- Provided material:
_ _ _ _

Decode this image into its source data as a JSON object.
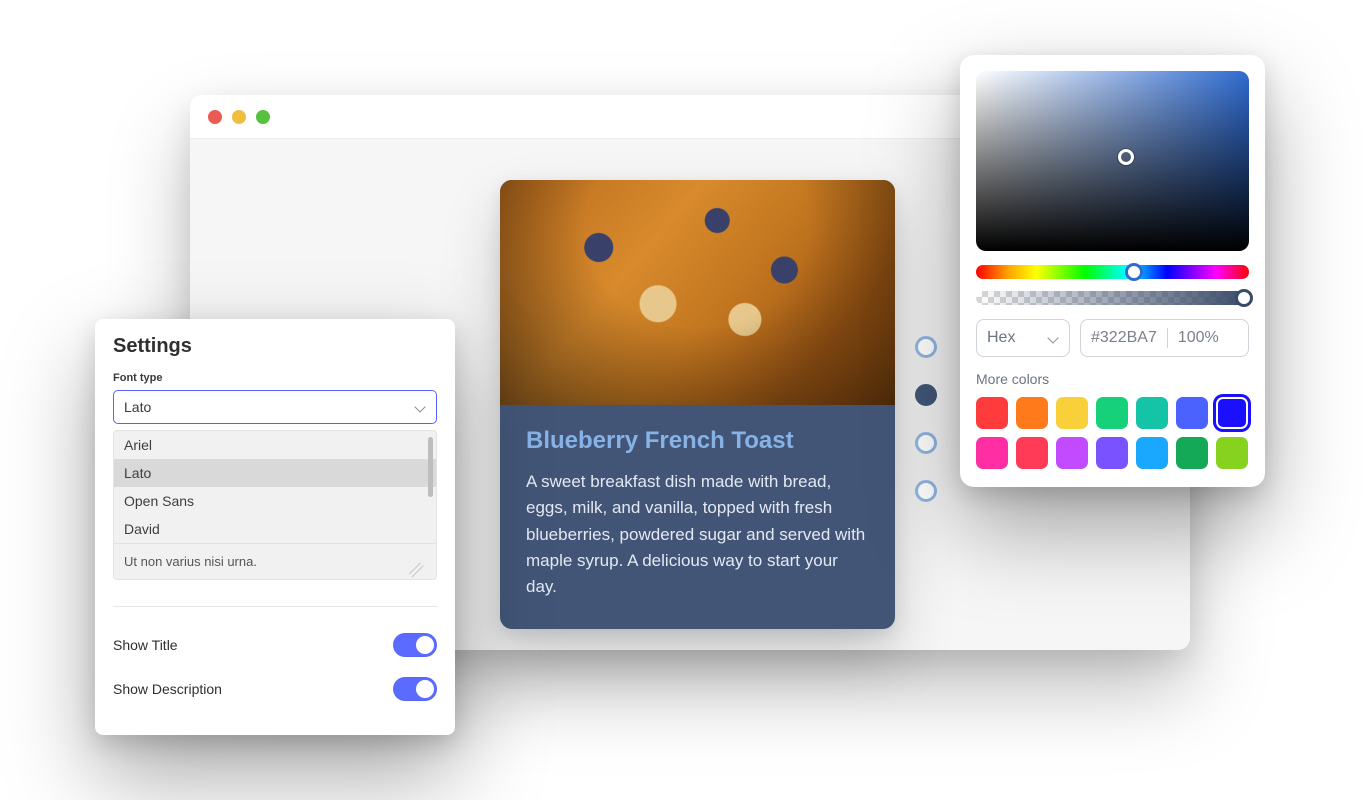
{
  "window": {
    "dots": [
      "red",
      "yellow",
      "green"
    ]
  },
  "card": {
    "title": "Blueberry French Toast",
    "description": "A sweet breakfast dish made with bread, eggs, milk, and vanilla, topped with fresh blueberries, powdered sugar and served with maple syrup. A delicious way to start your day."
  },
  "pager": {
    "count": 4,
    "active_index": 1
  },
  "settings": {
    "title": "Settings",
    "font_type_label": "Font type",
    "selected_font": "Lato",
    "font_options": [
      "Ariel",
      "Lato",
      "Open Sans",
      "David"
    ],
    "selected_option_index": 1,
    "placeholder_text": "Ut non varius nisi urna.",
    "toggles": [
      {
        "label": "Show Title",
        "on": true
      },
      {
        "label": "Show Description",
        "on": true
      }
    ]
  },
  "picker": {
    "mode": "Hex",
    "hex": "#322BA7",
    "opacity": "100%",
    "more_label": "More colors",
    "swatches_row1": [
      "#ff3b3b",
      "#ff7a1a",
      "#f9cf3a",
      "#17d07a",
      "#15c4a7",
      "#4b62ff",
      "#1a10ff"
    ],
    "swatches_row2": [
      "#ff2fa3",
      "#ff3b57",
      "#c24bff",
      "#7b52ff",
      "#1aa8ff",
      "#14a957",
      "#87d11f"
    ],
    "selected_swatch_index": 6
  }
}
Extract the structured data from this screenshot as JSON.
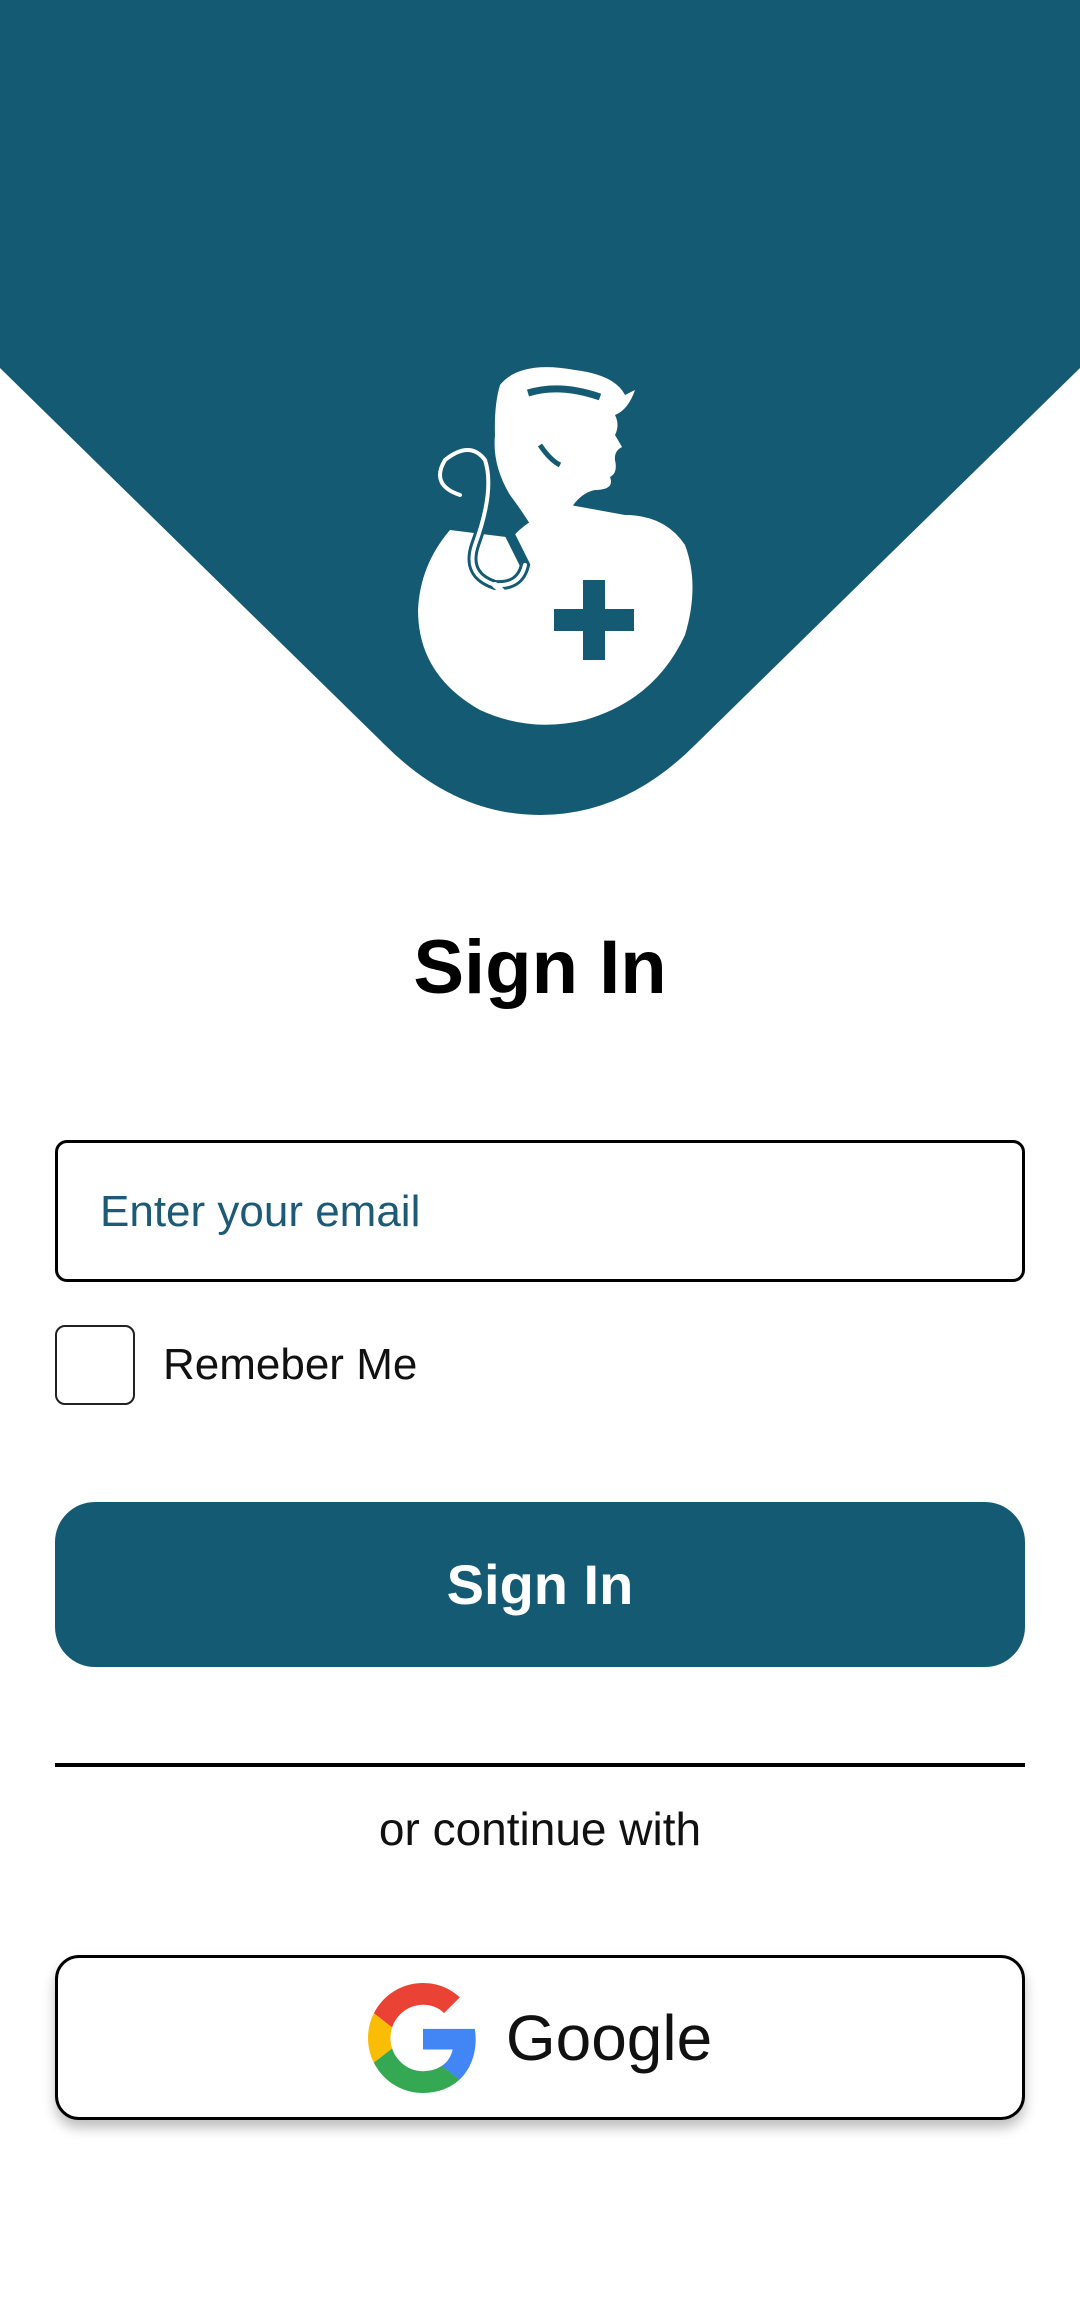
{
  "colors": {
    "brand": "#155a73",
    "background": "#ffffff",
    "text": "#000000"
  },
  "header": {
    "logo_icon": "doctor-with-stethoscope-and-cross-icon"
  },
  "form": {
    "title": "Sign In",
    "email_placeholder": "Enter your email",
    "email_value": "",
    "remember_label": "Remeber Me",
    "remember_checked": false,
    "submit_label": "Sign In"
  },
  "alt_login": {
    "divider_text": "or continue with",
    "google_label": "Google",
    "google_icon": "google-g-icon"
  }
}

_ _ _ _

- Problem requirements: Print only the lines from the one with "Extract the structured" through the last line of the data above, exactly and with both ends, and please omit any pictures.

- Reply to the exercise:
Extract the structured data from this screenshot as JSON.
{
  "colors": {
    "brand": "#155a73",
    "background": "#ffffff",
    "text": "#000000"
  },
  "header": {
    "logo_icon": "doctor-with-stethoscope-and-cross-icon"
  },
  "form": {
    "title": "Sign In",
    "email_placeholder": "Enter your email",
    "email_value": "",
    "remember_label": "Remeber Me",
    "remember_checked": false,
    "submit_label": "Sign In"
  },
  "alt_login": {
    "divider_text": "or continue with",
    "google_label": "Google",
    "google_icon": "google-g-icon"
  }
}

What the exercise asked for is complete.